After decades of neglect, the city of Maitland is looking to takeover control of a polluted ditch that serves as a pass-through for much of the water in the city’s lakes.
Currently under the control of the Florida Department of Transportation (FDOT), the ditch located near Monroe Avenue and Gem Lake has seen little to no improvement in maintenance in decades, said the city’s Lakes Manager Coordinator, Marissa Williams.
“FDOT has been doing very minimal amounts of maintenance in this ditch,” she said. There’s probably tens of thousands of dollars of maintenance that could be done.”
Transferring control of the ditch to the city from FDOT was proposed at the last Maitland City Council meeting Dec. 10, but tabled and is to be up for vote again Jan. 14. Councilman Jeff Flowers said having Maitland take ownership of the ditch is for the betterment of all the city’s water systems, as it serves as gateway for the flow of water into nearby lakes. As it stands, he said, pollutants trapped in the ditch are being carried downstream into the city’s other bodies of water.

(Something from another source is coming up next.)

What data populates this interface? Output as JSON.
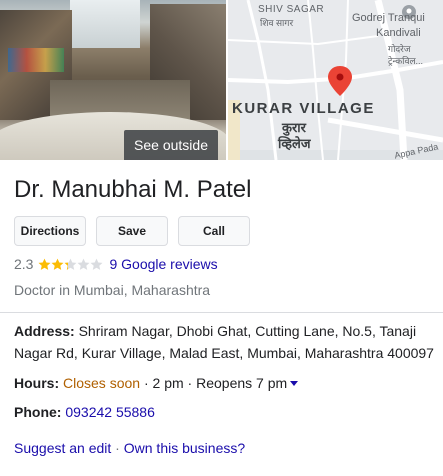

“Nothing has happened to this ditch, and those nutrients have continued to flow into our entire Maitland lakes system for all these years … We need to take control of our destiny now and take control of this ditch,” Flowers said.
Having city control over the ditch, Williams agreed, would allow the Public Works Department to actively pursue grants to help fund the ditch’s maintenance. She said the city has previously sought grants to clean it, worth $350,000 to $400,000, but were denied on the grounds that Maitland didn’t own it or have signed consent from FDOT for the projects. Proposed construction plans to clean up the ditch, she said, have already been drawn with the total cost estimated at $750,000.
Mayor Howard Schieferdecker proposed tabling the item at the December Council meeting to give the city time to work out the best possible deal in securing the transfer of ownership. He issued concerns of taking control of the neglected ditch only to have the state turn around and demand it be cleaned and maintained to proper levels immediately. That’s a cost, he said, the city is likely not able to budget for right now.
“They have done nothing, but they can require us to do a whole bunch,” Schieferdecker said.
Public Works Director Rick Lemke said the city has worked to alter the proposed transfer agreement with FDOT to address standards for the ditch to be held to once the transfer occurs.
“We don’t want to assume responsibility for the ditch and then have the state come back and say we have to have it in pristine condition when it’s never been that way,” he said.
Upkeep of the functionality of the ditch, Lemke said, is the main concern of FDOT. And the ditch currently does its job in transferring stormwater from one place to another. The new transfer agreement, to be presented Jan. 14, he said, will address both up keep and functionality that would need to be maintained following the transfer.
Also in the works regarding the ditch, Lemke said, is an agreement with developer Dan Bellows over liability and responsibility for it once under city control, as it falls in the Gem Lakes Apartment land he is looking to develop. He said the city will draft and finalize the language of that agreement if and when the transfer is finalized.